The second challenge of the present day and for the future is humanity’s insatiable hunger for energy that is having disastrous consequences for the climate. Renewable energies are one so lution. Alongside solar and wind energy, hydropower is by far the largest and oldest, yet most reliable, form of renewable energy generation. All around the world, it makes an indispensable contribution to stable electricity supplies and thus to economic and social progress – in industrial countries and strongly growing regions alike. In addition, hydropower makes a significant contribution to climate friendly energy production. Ever since the early days of hydropower, Voith has been a leading provider of the necessary technology, constantly implementing refinements.

The potential afforded by the properties of water have yet to be fully exploited. New concepts, such as one for a hydrogen economy, are being explored around the world. While, in chemical terms, hydrogen is actually a primary energy source, it practically never occurs in nature in free form, but first has to be extracted by means of other energy sources. Wind energy, photovoltaics and solar thermal power plants could be considered, and experiments are also being conducted with biomass. Is hydrogen the energy carrier of the future that will be fed into the energy cycle?

Hydrogen – energy source of the future?

The Earth needs a shift in energy and transportation policies. Since the 1980s, many researchers and scientists have seen hydrogen as the energy source of the future. It is used in industry for a wide range of processes. First and foremost in hydrogen fuel cell passenger vehicles. The most important market at the moment is China. A large quantity of hydrogen is required that is stored at high pressure in suitable containers. To meet current market demands, new container concepts, process cycles and material systems have to be developed.

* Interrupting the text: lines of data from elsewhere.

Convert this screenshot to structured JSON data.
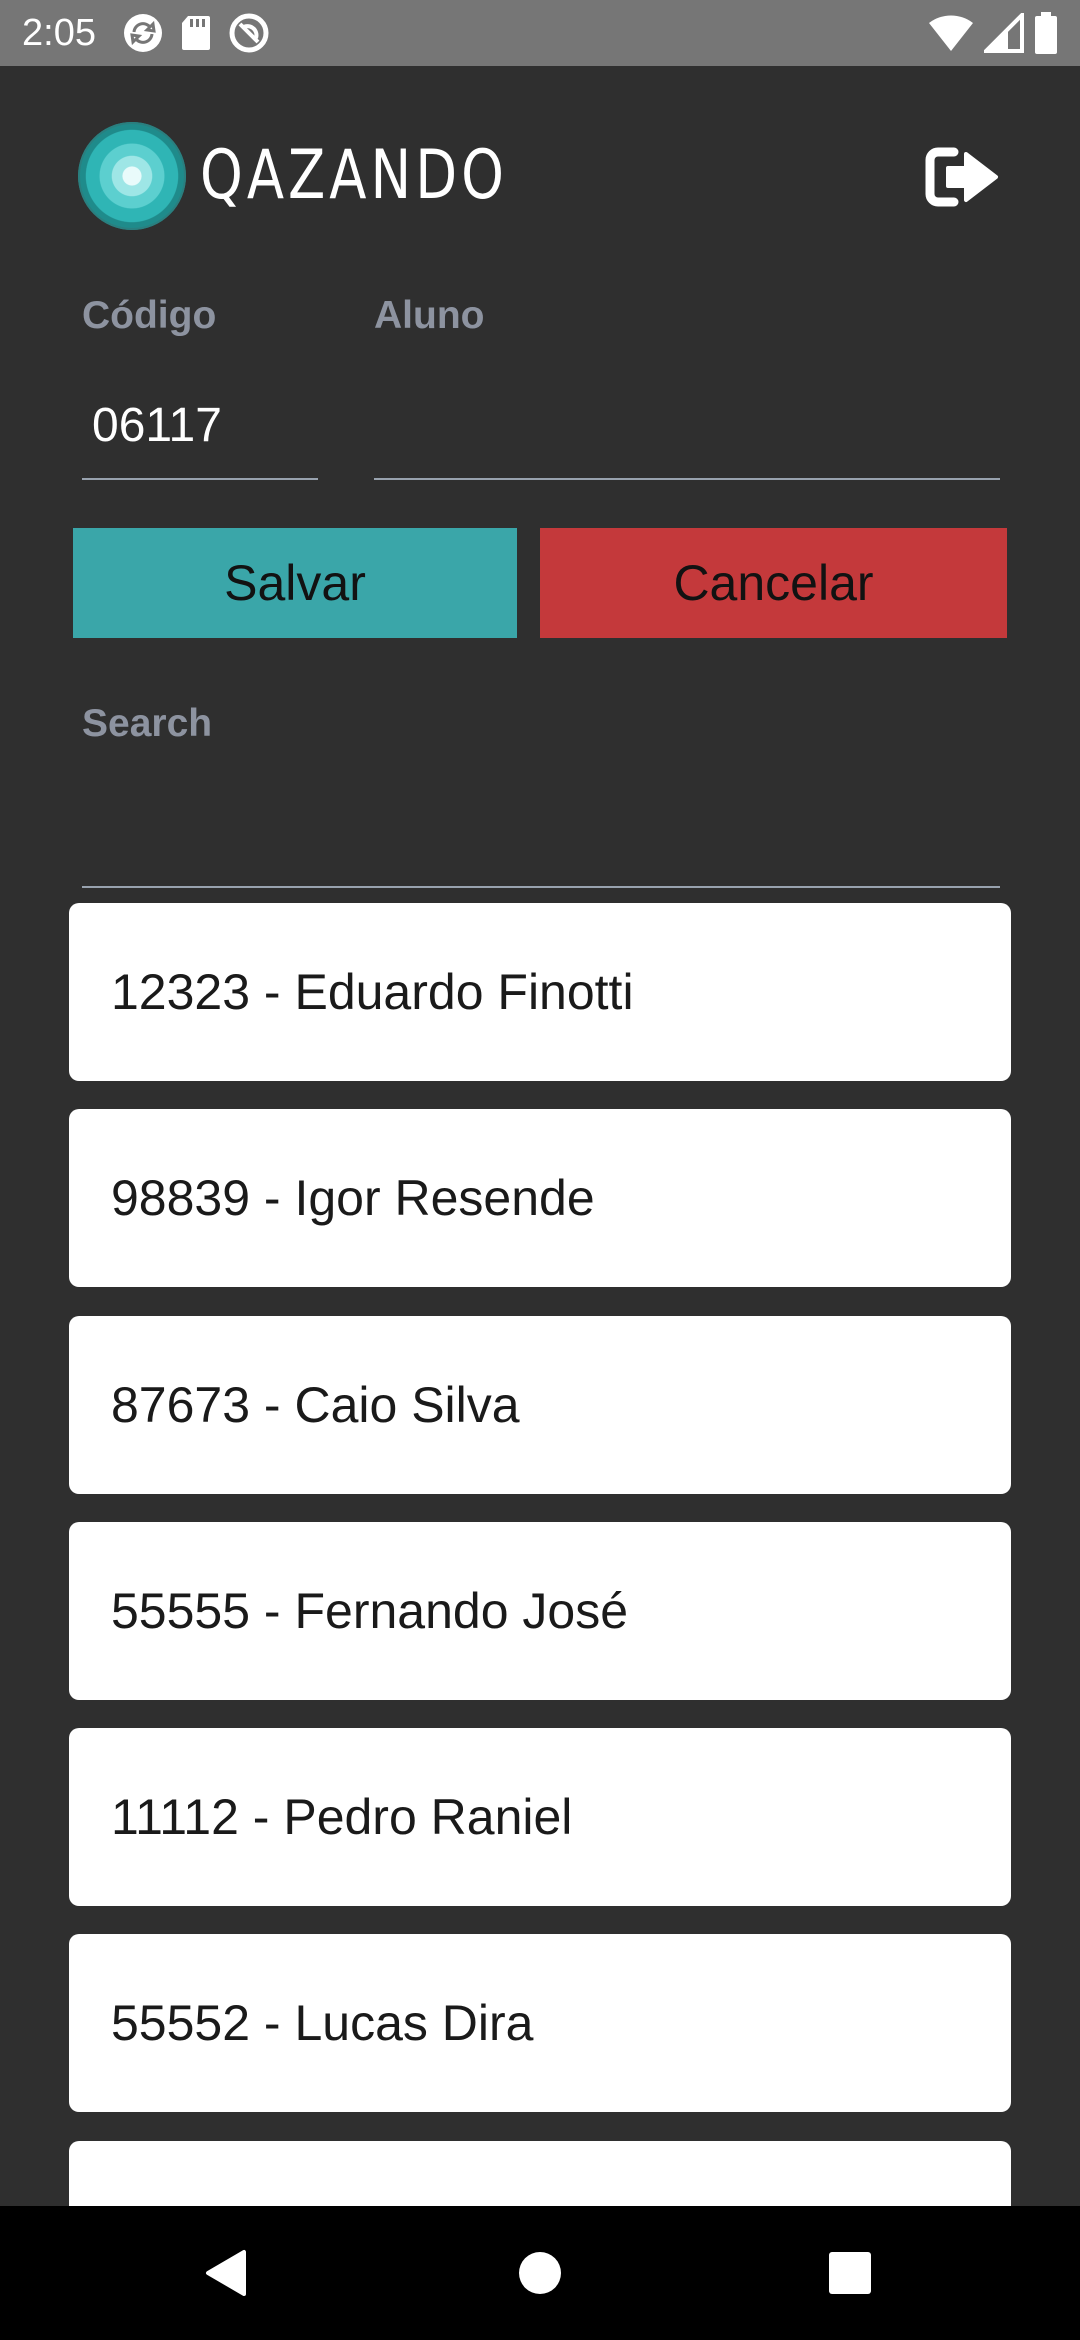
{
  "status_bar": {
    "time": "2:05"
  },
  "header": {
    "logo_text": "QAZANDO"
  },
  "form": {
    "codigo_label": "Código",
    "codigo_value": "06117",
    "aluno_label": "Aluno",
    "aluno_value": "",
    "save_label": "Salvar",
    "cancel_label": "Cancelar",
    "search_label": "Search",
    "search_value": ""
  },
  "students": [
    {
      "label": "12323 - Eduardo Finotti"
    },
    {
      "label": "98839 - Igor Resende"
    },
    {
      "label": "87673 - Caio Silva"
    },
    {
      "label": "55555 - Fernando José"
    },
    {
      "label": "11112 - Pedro Raniel"
    },
    {
      "label": "55552 - Lucas Dira"
    },
    {
      "label": ""
    }
  ],
  "colors": {
    "background": "#2f2f2f",
    "save_button": "#3aa6a9",
    "cancel_button": "#c4393b",
    "label": "#8d93a0",
    "status_bar": "#767676"
  }
}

Voith Compositesand HRC, one of the leading suppliers of fiber composite lightweight solutions, are planning to join forces to work on the next generation of high-pressure hydrogen vessels for fuelcell electric vehicles (FCEVs). They currently constitute one of the largest cost factors. Read more...